* **Try it**:
Throughout the records below, find each line holding "JSON" and copy it.

»»

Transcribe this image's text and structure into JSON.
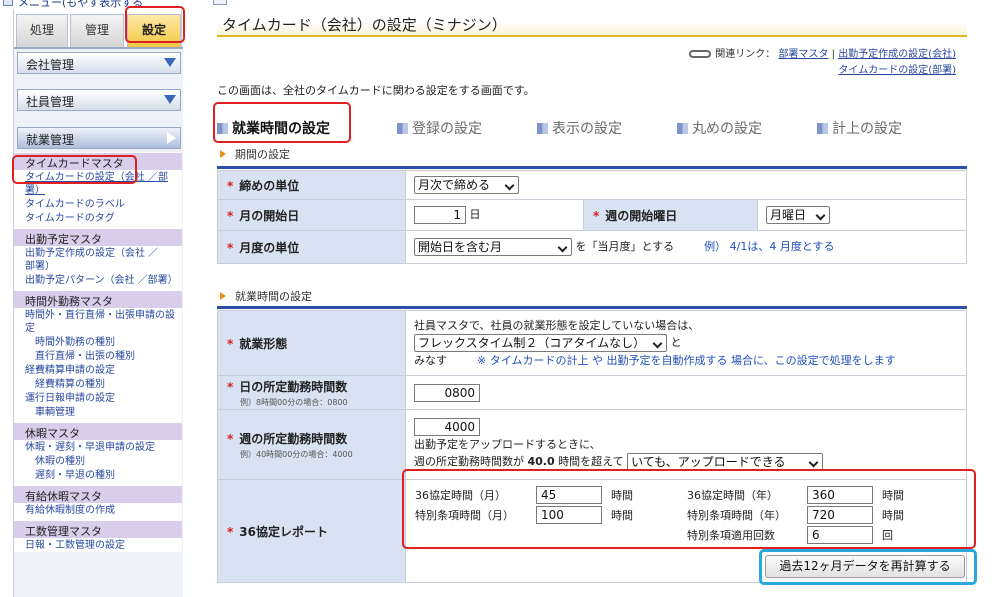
{
  "top": {
    "cut_text": "メニュー(もやす表示する"
  },
  "sidebar": {
    "tabs": [
      {
        "label": "処理"
      },
      {
        "label": "管理"
      },
      {
        "label": "設定"
      }
    ],
    "sections": [
      {
        "label": "会社管理"
      },
      {
        "label": "社員管理"
      },
      {
        "label": "就業管理"
      }
    ],
    "groups": [
      {
        "title": "タイムカードマスタ",
        "items": [
          {
            "label": "タイムカードの設定（会社 ／部署）",
            "sub": false
          },
          {
            "label": "タイムカードのラベル",
            "sub": false
          },
          {
            "label": "タイムカードのタグ",
            "sub": false
          }
        ]
      },
      {
        "title": "出勤予定マスタ",
        "items": [
          {
            "label": "出勤予定作成の設定（会社 ／部署）",
            "sub": false
          },
          {
            "label": "出勤予定パターン（会社 ／部署）",
            "sub": false
          }
        ]
      },
      {
        "title": "時間外勤務マスタ",
        "items": [
          {
            "label": "時間外・直行直帰・出張申請の設定",
            "sub": false
          },
          {
            "label": "時間外勤務の種別",
            "sub": true
          },
          {
            "label": "直行直帰・出張の種別",
            "sub": true
          },
          {
            "label": "経費精算申請の設定",
            "sub": false
          },
          {
            "label": "経費精算の種別",
            "sub": true
          },
          {
            "label": "運行日報申請の設定",
            "sub": false
          },
          {
            "label": "車輌管理",
            "sub": true
          }
        ]
      },
      {
        "title": "休暇マスタ",
        "items": [
          {
            "label": "休暇・遅刻・早退申請の設定",
            "sub": false
          },
          {
            "label": "休暇の種別",
            "sub": true
          },
          {
            "label": "遅刻・早退の種別",
            "sub": true
          }
        ]
      },
      {
        "title": "有給休暇マスタ",
        "items": [
          {
            "label": "有給休暇制度の作成",
            "sub": false
          }
        ]
      },
      {
        "title": "工数管理マスタ",
        "items": [
          {
            "label": "日報・工数管理の設定",
            "sub": false
          }
        ]
      }
    ]
  },
  "page": {
    "title": "タイムカード（会社）の設定（ミナジン）",
    "related_label": "関連リンク：",
    "related_links": [
      "部署マスタ",
      "出勤予定作成の設定(会社)",
      "タイムカードの設定(部署)"
    ],
    "separator": "|",
    "intro": "この画面は、全社のタイムカードに関わる設定をする画面です。"
  },
  "settings_tabs": [
    {
      "label": "就業時間の設定"
    },
    {
      "label": "登録の設定"
    },
    {
      "label": "表示の設定"
    },
    {
      "label": "丸めの設定"
    },
    {
      "label": "計上の設定"
    }
  ],
  "period": {
    "title": "期間の設定",
    "closing_unit": {
      "label": "締めの単位",
      "value": "月次で締める"
    },
    "month_start": {
      "label": "月の開始日",
      "value": "1",
      "suffix": "日"
    },
    "week_start": {
      "label": "週の開始曜日",
      "value": "月曜日"
    },
    "month_unit": {
      "label": "月度の単位",
      "value": "開始日を含む月",
      "suffix": "を「当月度」とする",
      "example": "例） 4/1は、4 月度とする"
    }
  },
  "worktime": {
    "title": "就業時間の設定",
    "form": {
      "label": "就業形態",
      "line1": "社員マスタで、社員の就業形態を設定していない場合は、",
      "value": "フレックスタイム制２（コアタイムなし）",
      "after": "と",
      "line3a": "みなす",
      "line3b": "※ タイムカードの計上 や 出勤予定を自動作成する 場合に、この設定で処理をします"
    },
    "daily": {
      "label": "日の所定勤務時間数",
      "note": "例）8時間00分の場合：0800",
      "value": "0800"
    },
    "weekly": {
      "label": "週の所定勤務時間数",
      "note": "例）40時間00分の場合：4000",
      "value": "4000",
      "line1": "出勤予定をアップロードするときに、",
      "line2a": "週の所定勤務時間数が",
      "line2b": "40.0",
      "line2c": "時間を超えて",
      "select": "いても、アップロードできる"
    },
    "report": {
      "label": "36協定レポート",
      "month_label": "36協定時間（月）",
      "month_value": "45",
      "month_unit": "時間",
      "year_label": "36協定時間（年）",
      "year_value": "360",
      "year_unit": "時間",
      "sp_month_label": "特別条項時間（月）",
      "sp_month_value": "100",
      "sp_month_unit": "時間",
      "sp_year_label": "特別条項時間（年）",
      "sp_year_value": "720",
      "sp_year_unit": "時間",
      "sp_count_label": "特別条項適用回数",
      "sp_count_value": "6",
      "sp_count_unit": "回"
    },
    "recalc_button": "過去12ヶ月データを再計算する"
  },
  "colors": {
    "highlight_red": "#e02020",
    "highlight_blue": "#29a8e0",
    "accent_bar": "#2b4ea6",
    "label_bg": "#d8e2f3"
  }
}
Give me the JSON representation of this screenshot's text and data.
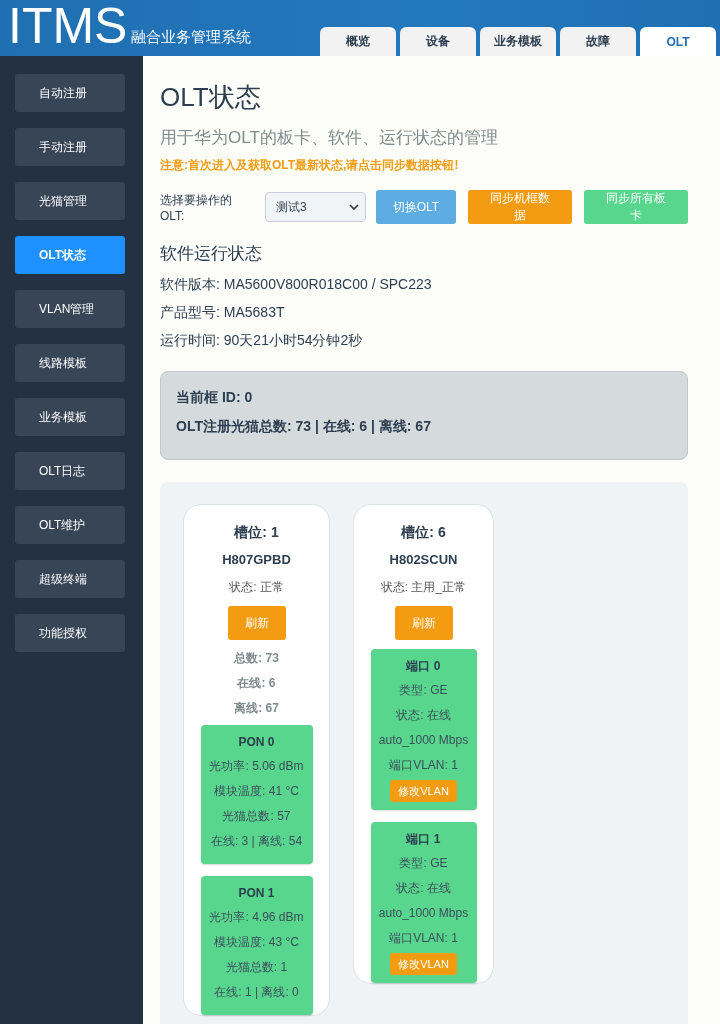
{
  "header": {
    "logo": "ITMS",
    "subtitle": "融合业务管理系统"
  },
  "tabs": [
    {
      "label": "概览",
      "selected": false
    },
    {
      "label": "设备",
      "selected": false
    },
    {
      "label": "业务模板",
      "selected": false
    },
    {
      "label": "故障",
      "selected": false
    },
    {
      "label": "OLT",
      "selected": true
    }
  ],
  "sidebar": {
    "items": [
      {
        "label": "自动注册",
        "selected": false
      },
      {
        "label": "手动注册",
        "selected": false
      },
      {
        "label": "光猫管理",
        "selected": false
      },
      {
        "label": "OLT状态",
        "selected": true
      },
      {
        "label": "VLAN管理",
        "selected": false
      },
      {
        "label": "线路模板",
        "selected": false
      },
      {
        "label": "业务模板",
        "selected": false
      },
      {
        "label": "OLT日志",
        "selected": false
      },
      {
        "label": "OLT维护",
        "selected": false
      },
      {
        "label": "超级终端",
        "selected": false
      },
      {
        "label": "功能授权",
        "selected": false
      }
    ]
  },
  "page": {
    "title": "OLT状态",
    "subtitle": "用于华为OLT的板卡、软件、运行状态的管理",
    "notice": "注意:首次进入及获取OLT最新状态,请点击同步数据按钮!"
  },
  "toolbar": {
    "select_label": "选择要操作的OLT:",
    "select_value": "测试3",
    "buttons": [
      {
        "label": "切换OLT",
        "kind": "switch"
      },
      {
        "label": "同步机框数据",
        "kind": "sync"
      },
      {
        "label": "同步所有板卡",
        "kind": "sync_all"
      }
    ]
  },
  "software": {
    "heading": "软件运行状态",
    "lines": [
      "软件版本: MA5600V800R018C00 / SPC223",
      "产品型号: MA5683T",
      "运行时间: 90天21小时54分钟2秒"
    ]
  },
  "frame": {
    "lines": [
      "当前框 ID: 0",
      "OLT注册光猫总数: 73 | 在线: 6 | 离线: 67"
    ]
  },
  "slots": [
    {
      "kind": "pon",
      "title": "槽位: 1",
      "model": "H807GPBD",
      "status": "状态: 正常",
      "refresh": "刷新",
      "stats": [
        "总数: 73",
        "在线: 6",
        "离线: 67"
      ],
      "ports": [
        {
          "title": "PON 0",
          "lines": [
            "光功率: 5.06 dBm",
            "模块温度: 41 °C",
            "光猫总数: 57",
            "在线: 3 | 离线: 54"
          ]
        },
        {
          "title": "PON 1",
          "lines": [
            "光功率: 4.96 dBm",
            "模块温度: 43 °C",
            "光猫总数: 1",
            "在线: 1 | 离线: 0"
          ]
        }
      ]
    },
    {
      "kind": "control",
      "title": "槽位: 6",
      "model": "H802SCUN",
      "status": "状态: 主用_正常",
      "refresh": "刷新",
      "ports": [
        {
          "title": "端口 0",
          "lines": [
            "类型: GE",
            "状态: 在线",
            "auto_1000 Mbps",
            "端口VLAN: 1"
          ],
          "action": "修改VLAN"
        },
        {
          "title": "端口 1",
          "lines": [
            "类型: GE",
            "状态: 在线",
            "auto_1000 Mbps",
            "端口VLAN: 1"
          ],
          "action": "修改VLAN"
        }
      ]
    }
  ]
}
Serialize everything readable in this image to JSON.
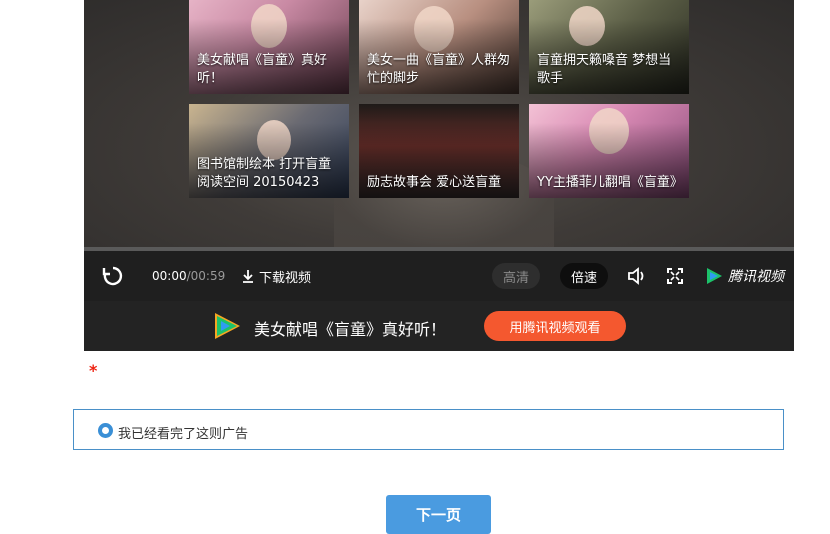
{
  "player": {
    "thumbnails": [
      {
        "caption": "美女献唱《盲童》真好听！"
      },
      {
        "caption": "美女一曲《盲童》人群匆忙的脚步"
      },
      {
        "caption": "盲童拥天籁嗓音 梦想当歌手"
      },
      {
        "caption": "图书馆制绘本 打开盲童阅读空间 20150423"
      },
      {
        "caption": "励志故事会 爱心送盲童"
      },
      {
        "caption": "YY主播菲儿翻唱《盲童》"
      }
    ],
    "controls": {
      "current_time": "00:00",
      "duration": "/00:59",
      "download_label": "下载视频",
      "quality_label": "高清",
      "speed_label": "倍速",
      "brand_label": "腾讯视频"
    },
    "banner": {
      "title": "美女献唱《盲童》真好听！",
      "watch_button": "用腾讯视频观看"
    },
    "colors": {
      "accent": "#f4582f",
      "brand_green": "#1cc26a",
      "brand_blue": "#2f9cf0"
    }
  },
  "form": {
    "required_mark": "*",
    "option_label": "我已经看完了这则广告",
    "option_checked": true
  },
  "next_button": "下一页"
}
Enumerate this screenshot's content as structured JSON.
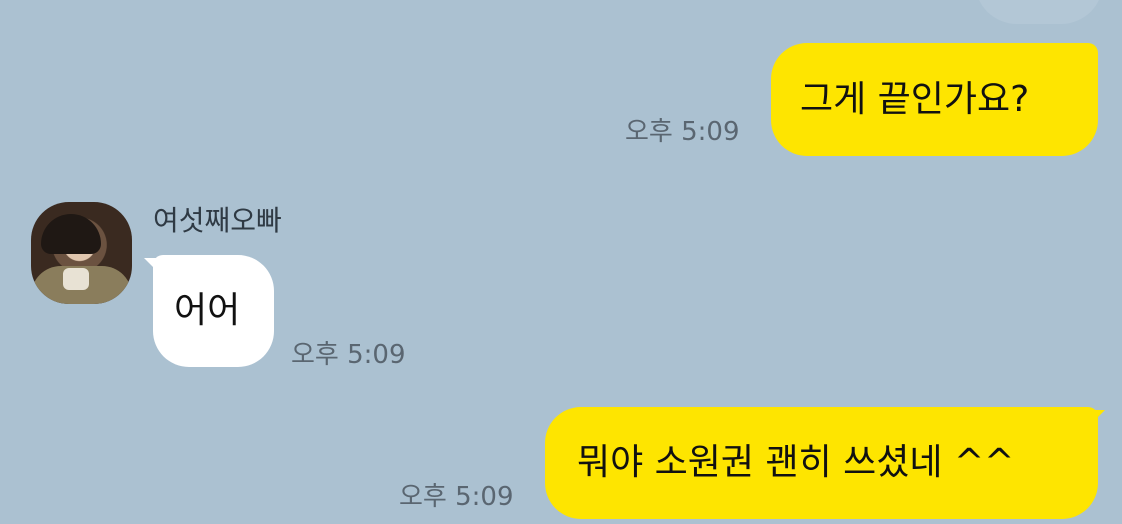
{
  "colors": {
    "background": "#abc1d1",
    "my_bubble": "#fee500",
    "their_bubble": "#ffffff",
    "timestamp": "#5a6671"
  },
  "messages": [
    {
      "direction": "outgoing",
      "text": "그게 끝인가요?",
      "time": "오후 5:09"
    },
    {
      "direction": "incoming",
      "sender": "여섯째오빠",
      "avatar": "avatar-photo",
      "text": "어어",
      "time": "오후 5:09"
    },
    {
      "direction": "outgoing",
      "text": "뭐야 소원권 괜히 쓰셨네 ^^",
      "time": "오후 5:09"
    }
  ]
}
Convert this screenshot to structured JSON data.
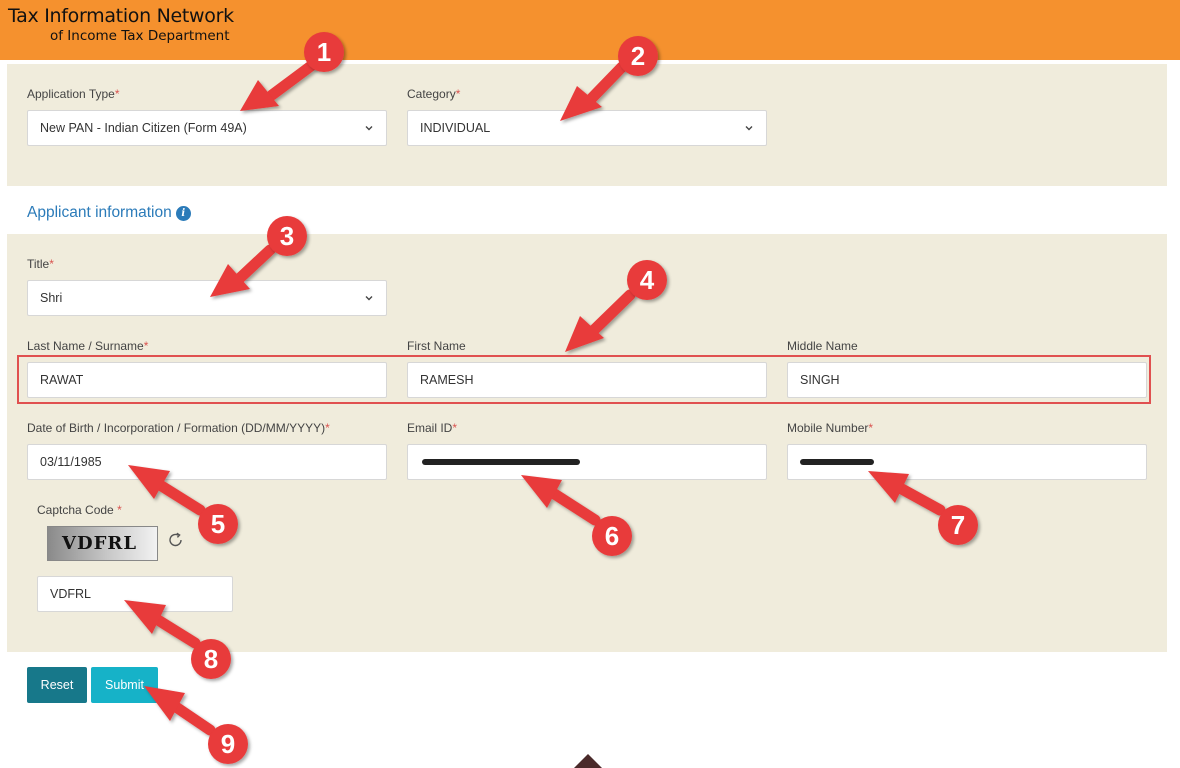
{
  "header": {
    "title_line1": "Tax Information Network",
    "title_line2": "of Income Tax Department"
  },
  "application": {
    "type_label": "Application Type",
    "type_value": "New PAN - Indian Citizen (Form 49A)",
    "category_label": "Category",
    "category_value": "INDIVIDUAL"
  },
  "applicant": {
    "section_title": "Applicant information",
    "info_glyph": "i",
    "title_label": "Title",
    "title_value": "Shri",
    "last_name_label": "Last Name / Surname",
    "last_name_value": "RAWAT",
    "first_name_label": "First Name",
    "first_name_value": "RAMESH",
    "middle_name_label": "Middle Name",
    "middle_name_value": "SINGH",
    "dob_label": "Date of Birth / Incorporation / Formation (DD/MM/YYYY)",
    "dob_value": "03/11/1985",
    "email_label": "Email ID",
    "mobile_label": "Mobile Number"
  },
  "captcha": {
    "label": "Captcha Code",
    "image_text": "VDFRL",
    "input_value": "VDFRL"
  },
  "required_marker": "*",
  "buttons": {
    "reset": "Reset",
    "submit": "Submit"
  },
  "annotations": [
    "1",
    "2",
    "3",
    "4",
    "5",
    "6",
    "7",
    "8",
    "9"
  ],
  "colors": {
    "header": "#f5912e",
    "panel": "#f0ecdc",
    "link_blue": "#2b7bb9",
    "reset_button": "#17788a",
    "submit_button": "#16b2c8",
    "annotation_red": "#e83a3a",
    "highlight_border": "#e05050"
  },
  "icons": [
    "info-icon",
    "chevron-down-icon",
    "refresh-icon",
    "scroll-up-icon",
    "annotation-arrow"
  ]
}
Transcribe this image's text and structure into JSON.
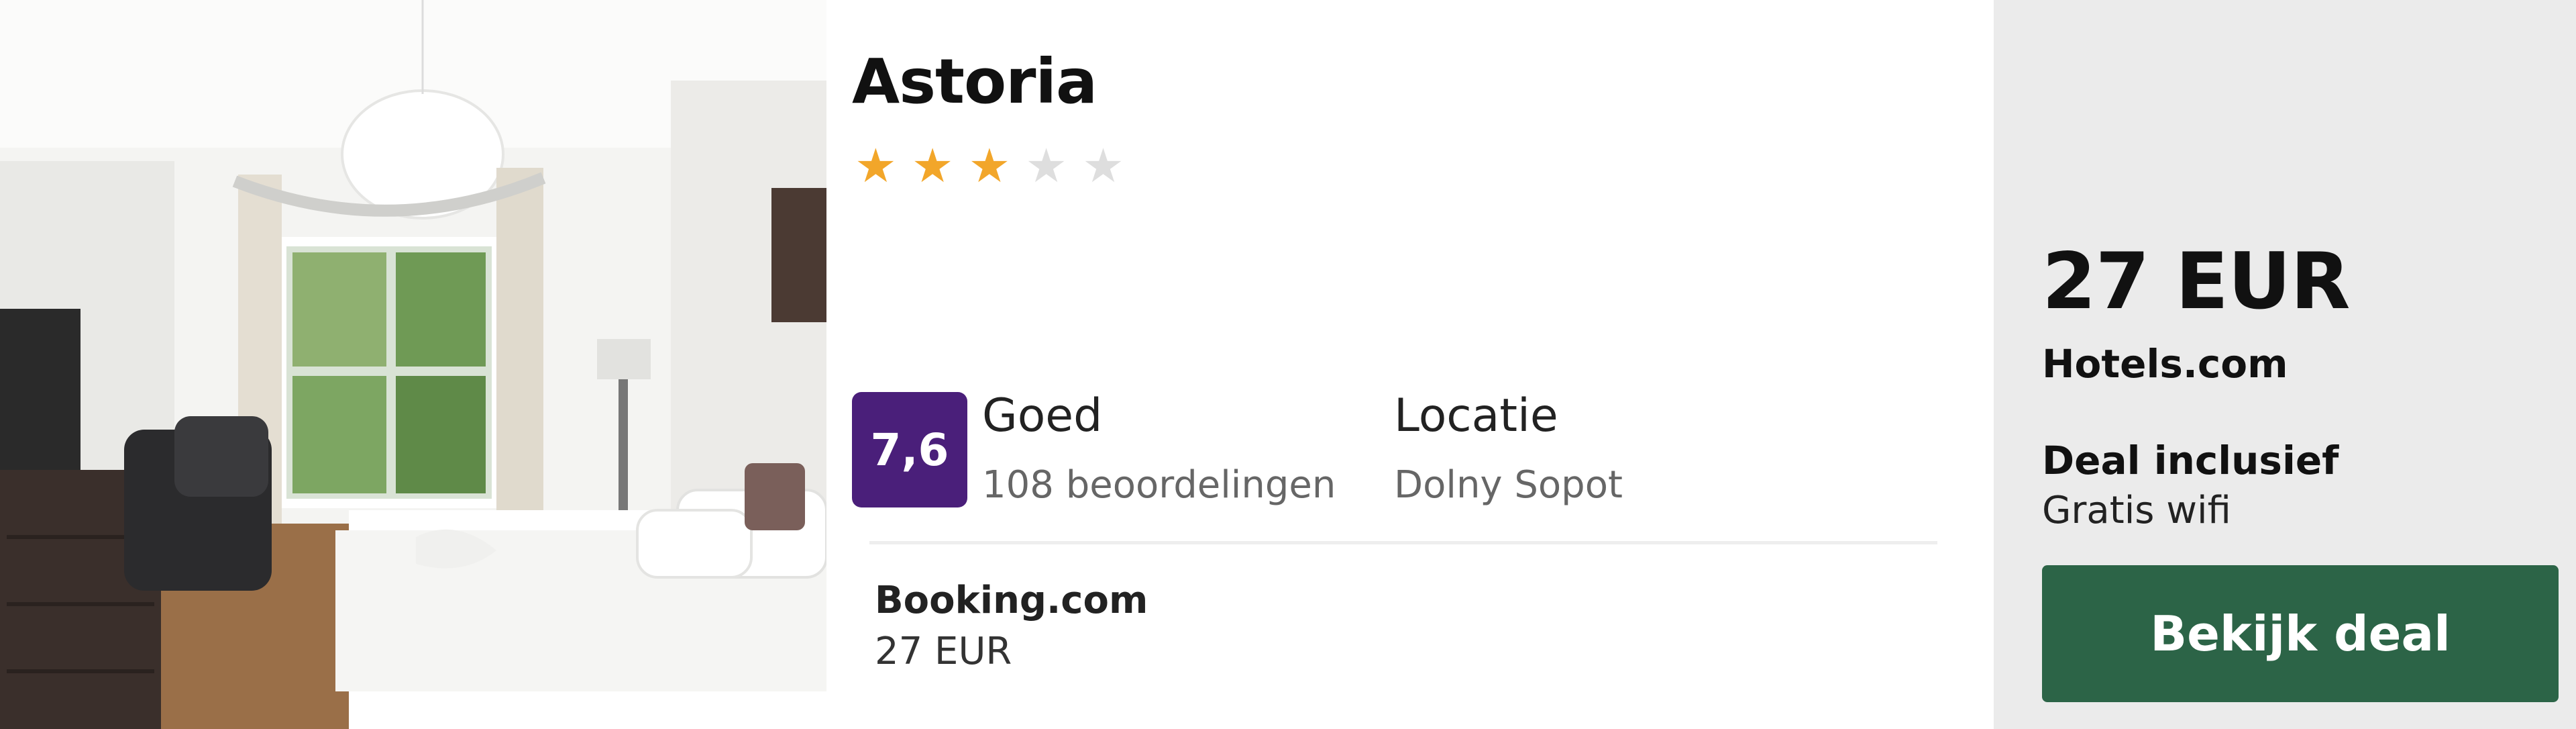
{
  "hotel": {
    "name": "Astoria",
    "stars_filled": 3,
    "stars_total": 5,
    "photo_subject": "hotel-room-bedroom-photo"
  },
  "rating": {
    "score": "7,6",
    "label": "Goed",
    "reviews": "108 beoordelingen"
  },
  "location": {
    "label": "Locatie",
    "value": "Dolny Sopot"
  },
  "offer": {
    "provider": "Booking.com",
    "price": "27 EUR"
  },
  "deal": {
    "price": "27 EUR",
    "source": "Hotels.com",
    "includes_label": "Deal inclusief",
    "includes_item": "Gratis wifi",
    "button_label": "Bekijk deal"
  },
  "colors": {
    "star_on": "#f2a62a",
    "star_off": "#dedede",
    "rating_badge": "#4a1f7a",
    "cta": "#2c6447",
    "price_panel": "#ebebeb"
  }
}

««

* **Output**:
Transcribe this image's text and structure into JSON.
Give me the JSON representation of this screenshot's text and data.
Serialize everything readable in this image to JSON.
Enumerate this screenshot's content as structured JSON.
Convert this screenshot to structured JSON data.
Transcribe this image's text and structure into JSON.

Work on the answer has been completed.